— Data to examine —
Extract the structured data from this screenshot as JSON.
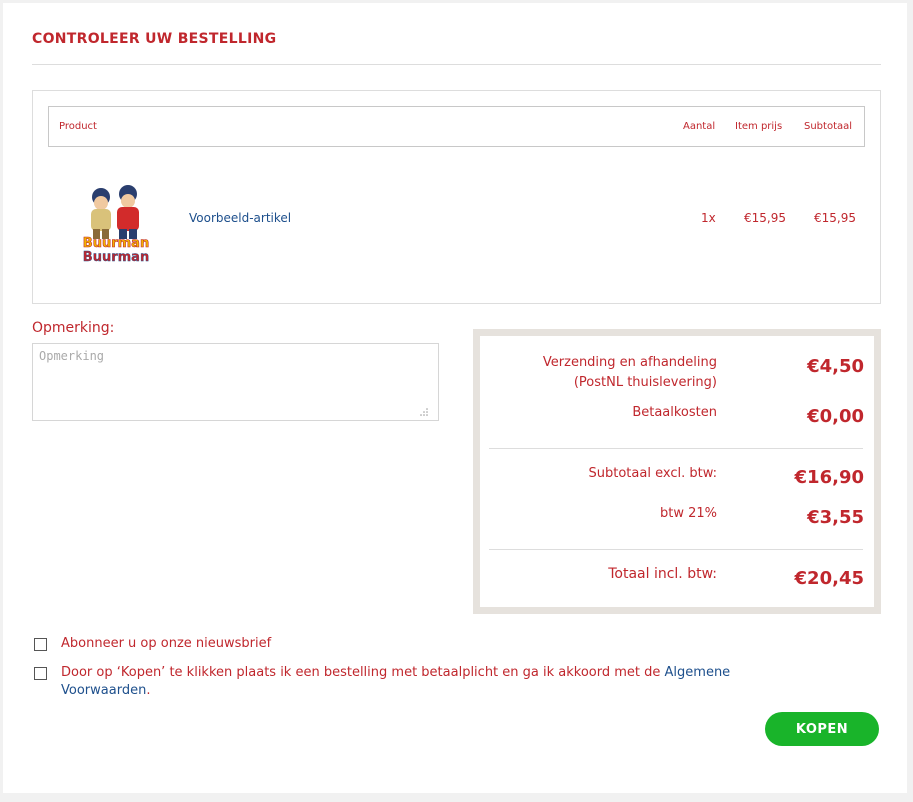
{
  "page": {
    "title": "CONTROLEER UW BESTELLING"
  },
  "cart": {
    "headers": {
      "product": "Product",
      "quantity": "Aantal",
      "item_price": "Item prijs",
      "subtotal": "Subtotaal"
    },
    "items": [
      {
        "name": "Voorbeeld-artikel",
        "quantity": "1x",
        "item_price": "€15,95",
        "subtotal": "€15,95",
        "image": "buurman-buurman-product-image"
      }
    ]
  },
  "remark": {
    "label": "Opmerking:",
    "placeholder": "Opmerking",
    "value": ""
  },
  "totals": {
    "shipping_label": "Verzending en afhandeling",
    "shipping_method": "(PostNL thuislevering)",
    "shipping_value": "€4,50",
    "payment_label": "Betaalkosten",
    "payment_value": "€0,00",
    "subtotal_label": "Subtotaal excl. btw:",
    "subtotal_value": "€16,90",
    "vat_label": "btw 21%",
    "vat_value": "€3,55",
    "total_label": "Totaal incl. btw:",
    "total_value": "€20,45"
  },
  "newsletter": {
    "label": "Abonneer u op onze nieuwsbrief",
    "checked": false
  },
  "terms": {
    "text_before": "Door op ‘Kopen’ te klikken plaats ik een bestelling met betaalplicht en ga ik akkoord met de ",
    "link_text": "Algemene Voorwaarden",
    "text_after": ".",
    "checked": false
  },
  "buy_button": {
    "label": "KOPEN"
  },
  "colors": {
    "accent": "#c0272d",
    "link": "#1d4f8c",
    "button": "#19b42a",
    "totals_border": "#e6e2dd"
  }
}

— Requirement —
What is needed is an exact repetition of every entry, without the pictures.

— Exercise output —
Extract the structured data from this screenshot as JSON.
{
  "page": {
    "title": "CONTROLEER UW BESTELLING"
  },
  "cart": {
    "headers": {
      "product": "Product",
      "quantity": "Aantal",
      "item_price": "Item prijs",
      "subtotal": "Subtotaal"
    },
    "items": [
      {
        "name": "Voorbeeld-artikel",
        "quantity": "1x",
        "item_price": "€15,95",
        "subtotal": "€15,95",
        "image": "buurman-buurman-product-image"
      }
    ]
  },
  "remark": {
    "label": "Opmerking:",
    "placeholder": "Opmerking",
    "value": ""
  },
  "totals": {
    "shipping_label": "Verzending en afhandeling",
    "shipping_method": "(PostNL thuislevering)",
    "shipping_value": "€4,50",
    "payment_label": "Betaalkosten",
    "payment_value": "€0,00",
    "subtotal_label": "Subtotaal excl. btw:",
    "subtotal_value": "€16,90",
    "vat_label": "btw 21%",
    "vat_value": "€3,55",
    "total_label": "Totaal incl. btw:",
    "total_value": "€20,45"
  },
  "newsletter": {
    "label": "Abonneer u op onze nieuwsbrief",
    "checked": false
  },
  "terms": {
    "text_before": "Door op ‘Kopen’ te klikken plaats ik een bestelling met betaalplicht en ga ik akkoord met de ",
    "link_text": "Algemene Voorwaarden",
    "text_after": ".",
    "checked": false
  },
  "buy_button": {
    "label": "KOPEN"
  },
  "colors": {
    "accent": "#c0272d",
    "link": "#1d4f8c",
    "button": "#19b42a",
    "totals_border": "#e6e2dd"
  }
}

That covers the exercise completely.